(Items from a data source)

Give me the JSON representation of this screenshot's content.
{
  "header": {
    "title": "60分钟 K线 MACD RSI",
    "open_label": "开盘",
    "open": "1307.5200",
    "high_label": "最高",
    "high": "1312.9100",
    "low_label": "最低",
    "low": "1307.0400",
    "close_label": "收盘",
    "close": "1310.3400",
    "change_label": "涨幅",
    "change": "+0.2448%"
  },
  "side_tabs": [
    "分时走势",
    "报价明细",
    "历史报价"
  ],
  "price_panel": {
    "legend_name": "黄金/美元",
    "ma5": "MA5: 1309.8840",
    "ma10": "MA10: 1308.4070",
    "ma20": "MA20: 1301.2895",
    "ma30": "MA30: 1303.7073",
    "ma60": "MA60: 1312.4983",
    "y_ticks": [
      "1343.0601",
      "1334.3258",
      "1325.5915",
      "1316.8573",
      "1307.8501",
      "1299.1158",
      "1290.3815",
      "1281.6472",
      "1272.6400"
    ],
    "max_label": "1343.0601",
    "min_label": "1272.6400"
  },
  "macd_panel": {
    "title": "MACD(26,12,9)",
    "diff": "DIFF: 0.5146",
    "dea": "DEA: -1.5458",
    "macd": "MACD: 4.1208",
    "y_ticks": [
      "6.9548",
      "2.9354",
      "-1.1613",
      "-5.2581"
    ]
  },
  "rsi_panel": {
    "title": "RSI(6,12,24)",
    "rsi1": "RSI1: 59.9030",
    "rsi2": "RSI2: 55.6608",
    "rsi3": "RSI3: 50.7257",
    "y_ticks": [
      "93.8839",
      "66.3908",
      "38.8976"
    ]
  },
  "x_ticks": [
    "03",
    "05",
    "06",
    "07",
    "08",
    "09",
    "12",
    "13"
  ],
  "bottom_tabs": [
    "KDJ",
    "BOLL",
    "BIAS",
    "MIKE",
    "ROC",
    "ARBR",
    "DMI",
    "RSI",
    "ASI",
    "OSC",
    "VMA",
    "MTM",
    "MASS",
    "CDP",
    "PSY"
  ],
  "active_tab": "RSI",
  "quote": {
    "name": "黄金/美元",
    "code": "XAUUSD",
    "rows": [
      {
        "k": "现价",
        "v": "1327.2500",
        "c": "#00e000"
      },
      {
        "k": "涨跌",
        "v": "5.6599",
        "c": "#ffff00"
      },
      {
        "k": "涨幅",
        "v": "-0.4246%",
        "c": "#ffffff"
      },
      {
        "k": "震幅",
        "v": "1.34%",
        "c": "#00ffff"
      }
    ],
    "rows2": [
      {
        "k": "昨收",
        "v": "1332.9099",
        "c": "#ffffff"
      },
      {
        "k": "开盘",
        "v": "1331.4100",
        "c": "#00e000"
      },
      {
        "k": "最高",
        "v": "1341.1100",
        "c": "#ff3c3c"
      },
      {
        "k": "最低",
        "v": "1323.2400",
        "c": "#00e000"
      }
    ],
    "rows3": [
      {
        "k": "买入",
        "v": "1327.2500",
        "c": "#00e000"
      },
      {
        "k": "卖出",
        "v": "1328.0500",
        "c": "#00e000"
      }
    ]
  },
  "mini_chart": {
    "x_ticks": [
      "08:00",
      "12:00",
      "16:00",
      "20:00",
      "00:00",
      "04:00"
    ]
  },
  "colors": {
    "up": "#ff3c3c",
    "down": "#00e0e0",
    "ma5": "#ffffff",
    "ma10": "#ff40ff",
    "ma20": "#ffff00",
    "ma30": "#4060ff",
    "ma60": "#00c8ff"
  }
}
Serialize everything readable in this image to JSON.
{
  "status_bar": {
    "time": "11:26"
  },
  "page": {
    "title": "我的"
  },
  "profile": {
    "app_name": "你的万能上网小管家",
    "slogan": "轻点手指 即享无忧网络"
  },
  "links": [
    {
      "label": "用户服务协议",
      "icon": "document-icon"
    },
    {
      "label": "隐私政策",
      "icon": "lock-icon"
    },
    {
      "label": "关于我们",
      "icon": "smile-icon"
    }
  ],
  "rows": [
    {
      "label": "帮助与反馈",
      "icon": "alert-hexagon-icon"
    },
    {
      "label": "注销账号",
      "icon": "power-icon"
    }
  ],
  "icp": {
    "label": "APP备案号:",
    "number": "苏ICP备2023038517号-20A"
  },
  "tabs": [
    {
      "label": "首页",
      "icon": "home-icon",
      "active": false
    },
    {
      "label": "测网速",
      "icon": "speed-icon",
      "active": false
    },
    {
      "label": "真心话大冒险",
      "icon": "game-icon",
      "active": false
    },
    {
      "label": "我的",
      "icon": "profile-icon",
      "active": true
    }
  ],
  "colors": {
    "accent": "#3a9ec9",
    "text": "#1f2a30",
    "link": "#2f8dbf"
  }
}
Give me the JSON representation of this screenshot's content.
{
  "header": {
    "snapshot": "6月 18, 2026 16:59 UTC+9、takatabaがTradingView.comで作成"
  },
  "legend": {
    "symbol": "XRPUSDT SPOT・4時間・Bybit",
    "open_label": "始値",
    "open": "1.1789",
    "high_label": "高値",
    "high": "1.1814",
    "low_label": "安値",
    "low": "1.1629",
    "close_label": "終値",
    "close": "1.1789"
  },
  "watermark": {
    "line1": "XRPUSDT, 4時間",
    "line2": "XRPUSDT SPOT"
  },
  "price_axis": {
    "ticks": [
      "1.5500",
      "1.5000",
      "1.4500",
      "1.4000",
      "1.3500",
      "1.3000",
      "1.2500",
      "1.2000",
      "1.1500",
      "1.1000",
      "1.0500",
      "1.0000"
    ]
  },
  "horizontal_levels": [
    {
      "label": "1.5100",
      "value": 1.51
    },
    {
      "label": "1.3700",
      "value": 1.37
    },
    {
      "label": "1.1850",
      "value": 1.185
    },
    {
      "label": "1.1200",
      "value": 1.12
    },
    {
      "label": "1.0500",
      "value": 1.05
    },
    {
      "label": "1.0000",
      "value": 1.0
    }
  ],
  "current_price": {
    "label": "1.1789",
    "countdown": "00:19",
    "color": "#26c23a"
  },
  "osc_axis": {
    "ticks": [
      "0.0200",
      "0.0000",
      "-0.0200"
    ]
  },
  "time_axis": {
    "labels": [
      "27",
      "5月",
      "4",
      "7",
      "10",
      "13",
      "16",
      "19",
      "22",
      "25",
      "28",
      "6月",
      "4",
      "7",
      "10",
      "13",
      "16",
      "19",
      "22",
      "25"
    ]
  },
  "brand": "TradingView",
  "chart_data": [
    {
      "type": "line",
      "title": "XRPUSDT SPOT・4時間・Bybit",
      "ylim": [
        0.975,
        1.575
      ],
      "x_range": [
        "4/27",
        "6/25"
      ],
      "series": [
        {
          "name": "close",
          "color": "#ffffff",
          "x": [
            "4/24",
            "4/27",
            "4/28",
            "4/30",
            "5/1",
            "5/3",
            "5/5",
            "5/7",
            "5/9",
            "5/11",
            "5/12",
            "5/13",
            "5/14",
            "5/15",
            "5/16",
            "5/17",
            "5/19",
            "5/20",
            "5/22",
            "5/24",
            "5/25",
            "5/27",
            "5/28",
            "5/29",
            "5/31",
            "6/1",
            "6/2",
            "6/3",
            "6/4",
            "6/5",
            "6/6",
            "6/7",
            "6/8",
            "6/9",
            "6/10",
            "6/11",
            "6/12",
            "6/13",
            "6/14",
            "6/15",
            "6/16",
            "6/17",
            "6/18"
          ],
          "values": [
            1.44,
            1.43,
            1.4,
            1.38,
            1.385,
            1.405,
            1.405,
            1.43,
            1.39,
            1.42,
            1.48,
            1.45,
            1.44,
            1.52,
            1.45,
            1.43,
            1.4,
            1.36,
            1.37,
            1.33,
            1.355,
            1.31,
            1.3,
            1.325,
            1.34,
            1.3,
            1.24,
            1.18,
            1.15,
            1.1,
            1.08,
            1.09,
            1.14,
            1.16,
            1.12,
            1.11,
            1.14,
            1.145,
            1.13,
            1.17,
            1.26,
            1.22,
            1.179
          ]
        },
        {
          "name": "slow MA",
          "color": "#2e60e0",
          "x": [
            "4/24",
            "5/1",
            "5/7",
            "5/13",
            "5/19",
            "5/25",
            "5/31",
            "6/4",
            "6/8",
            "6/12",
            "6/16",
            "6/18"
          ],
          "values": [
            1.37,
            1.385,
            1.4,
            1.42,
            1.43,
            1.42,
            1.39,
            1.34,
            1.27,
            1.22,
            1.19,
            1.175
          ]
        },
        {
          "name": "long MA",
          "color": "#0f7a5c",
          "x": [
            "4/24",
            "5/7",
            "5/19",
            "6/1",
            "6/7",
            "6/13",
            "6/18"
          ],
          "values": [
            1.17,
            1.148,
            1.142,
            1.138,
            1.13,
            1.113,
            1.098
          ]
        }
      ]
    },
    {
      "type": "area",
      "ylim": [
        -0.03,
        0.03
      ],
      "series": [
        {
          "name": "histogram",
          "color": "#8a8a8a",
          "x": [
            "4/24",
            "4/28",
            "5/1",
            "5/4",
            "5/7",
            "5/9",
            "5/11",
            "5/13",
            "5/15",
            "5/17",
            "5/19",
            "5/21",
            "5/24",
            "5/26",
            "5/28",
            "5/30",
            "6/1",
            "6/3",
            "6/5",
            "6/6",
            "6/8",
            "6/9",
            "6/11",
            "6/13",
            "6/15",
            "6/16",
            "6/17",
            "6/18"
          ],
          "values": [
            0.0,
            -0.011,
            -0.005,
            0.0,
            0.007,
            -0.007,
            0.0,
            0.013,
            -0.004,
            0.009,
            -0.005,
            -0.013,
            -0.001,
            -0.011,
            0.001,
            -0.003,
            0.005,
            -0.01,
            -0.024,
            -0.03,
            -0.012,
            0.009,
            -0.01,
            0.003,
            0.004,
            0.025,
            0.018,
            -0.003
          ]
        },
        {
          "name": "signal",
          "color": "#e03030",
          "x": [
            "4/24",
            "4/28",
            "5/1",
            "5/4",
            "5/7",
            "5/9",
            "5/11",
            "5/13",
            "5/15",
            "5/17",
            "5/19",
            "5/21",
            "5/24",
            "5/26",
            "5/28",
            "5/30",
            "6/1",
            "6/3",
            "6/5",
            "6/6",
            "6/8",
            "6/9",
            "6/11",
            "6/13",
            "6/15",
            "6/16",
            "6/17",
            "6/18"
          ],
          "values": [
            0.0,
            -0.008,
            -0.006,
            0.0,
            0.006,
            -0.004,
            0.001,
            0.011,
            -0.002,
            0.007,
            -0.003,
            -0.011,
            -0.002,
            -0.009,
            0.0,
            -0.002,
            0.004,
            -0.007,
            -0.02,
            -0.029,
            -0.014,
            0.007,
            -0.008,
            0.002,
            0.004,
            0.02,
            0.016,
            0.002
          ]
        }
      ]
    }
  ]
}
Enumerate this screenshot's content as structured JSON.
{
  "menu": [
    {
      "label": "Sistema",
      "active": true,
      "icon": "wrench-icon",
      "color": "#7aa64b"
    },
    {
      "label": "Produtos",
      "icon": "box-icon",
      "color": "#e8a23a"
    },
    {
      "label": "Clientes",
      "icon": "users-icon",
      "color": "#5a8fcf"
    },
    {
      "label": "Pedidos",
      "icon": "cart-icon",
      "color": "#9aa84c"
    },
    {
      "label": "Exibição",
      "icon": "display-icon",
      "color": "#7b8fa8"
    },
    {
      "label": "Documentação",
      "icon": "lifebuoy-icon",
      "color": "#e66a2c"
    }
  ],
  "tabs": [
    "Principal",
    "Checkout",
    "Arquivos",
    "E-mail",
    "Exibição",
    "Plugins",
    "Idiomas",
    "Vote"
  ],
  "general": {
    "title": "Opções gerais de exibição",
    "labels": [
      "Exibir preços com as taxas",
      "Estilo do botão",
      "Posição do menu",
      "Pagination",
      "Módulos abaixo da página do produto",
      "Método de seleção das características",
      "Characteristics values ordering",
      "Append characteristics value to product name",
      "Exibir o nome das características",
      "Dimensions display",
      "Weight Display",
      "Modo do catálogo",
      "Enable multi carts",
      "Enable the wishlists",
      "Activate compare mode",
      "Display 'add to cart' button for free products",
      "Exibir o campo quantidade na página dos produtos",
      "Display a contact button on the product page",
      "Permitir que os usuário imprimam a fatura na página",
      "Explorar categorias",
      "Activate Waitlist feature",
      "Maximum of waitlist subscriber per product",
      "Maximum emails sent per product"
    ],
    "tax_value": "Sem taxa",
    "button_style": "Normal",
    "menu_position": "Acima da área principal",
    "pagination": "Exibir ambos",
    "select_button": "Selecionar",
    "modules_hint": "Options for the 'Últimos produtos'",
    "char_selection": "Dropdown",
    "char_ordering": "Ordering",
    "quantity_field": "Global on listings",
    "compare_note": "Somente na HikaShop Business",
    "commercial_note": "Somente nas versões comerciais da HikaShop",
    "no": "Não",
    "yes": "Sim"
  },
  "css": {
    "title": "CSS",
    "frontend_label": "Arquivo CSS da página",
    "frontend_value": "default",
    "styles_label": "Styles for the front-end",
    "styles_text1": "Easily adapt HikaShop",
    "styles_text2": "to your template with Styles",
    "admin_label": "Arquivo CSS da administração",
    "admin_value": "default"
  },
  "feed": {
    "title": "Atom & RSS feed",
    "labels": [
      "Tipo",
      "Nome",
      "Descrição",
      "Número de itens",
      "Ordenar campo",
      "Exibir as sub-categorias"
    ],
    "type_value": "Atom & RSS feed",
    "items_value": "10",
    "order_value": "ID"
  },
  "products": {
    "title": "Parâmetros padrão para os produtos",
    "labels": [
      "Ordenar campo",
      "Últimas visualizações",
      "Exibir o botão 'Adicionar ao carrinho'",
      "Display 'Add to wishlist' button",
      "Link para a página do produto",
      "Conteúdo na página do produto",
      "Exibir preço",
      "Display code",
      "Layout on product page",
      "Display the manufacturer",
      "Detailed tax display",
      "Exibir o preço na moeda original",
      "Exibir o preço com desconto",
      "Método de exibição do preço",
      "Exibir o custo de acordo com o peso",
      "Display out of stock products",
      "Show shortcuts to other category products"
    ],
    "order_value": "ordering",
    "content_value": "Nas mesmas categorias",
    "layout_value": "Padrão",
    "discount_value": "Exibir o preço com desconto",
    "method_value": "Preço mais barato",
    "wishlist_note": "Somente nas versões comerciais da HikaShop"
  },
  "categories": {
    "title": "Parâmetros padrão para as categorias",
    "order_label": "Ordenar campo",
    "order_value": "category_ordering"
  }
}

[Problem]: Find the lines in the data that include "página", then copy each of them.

[Response]:
      "Módulos abaixo da página do produto",
      "Exibir o campo quantidade na página dos produtos",
      "Permitir que os usuário imprimam a fatura na página",
    "frontend_label": "Arquivo CSS da página",
      "Link para a página do produto",
      "Conteúdo na página do produto",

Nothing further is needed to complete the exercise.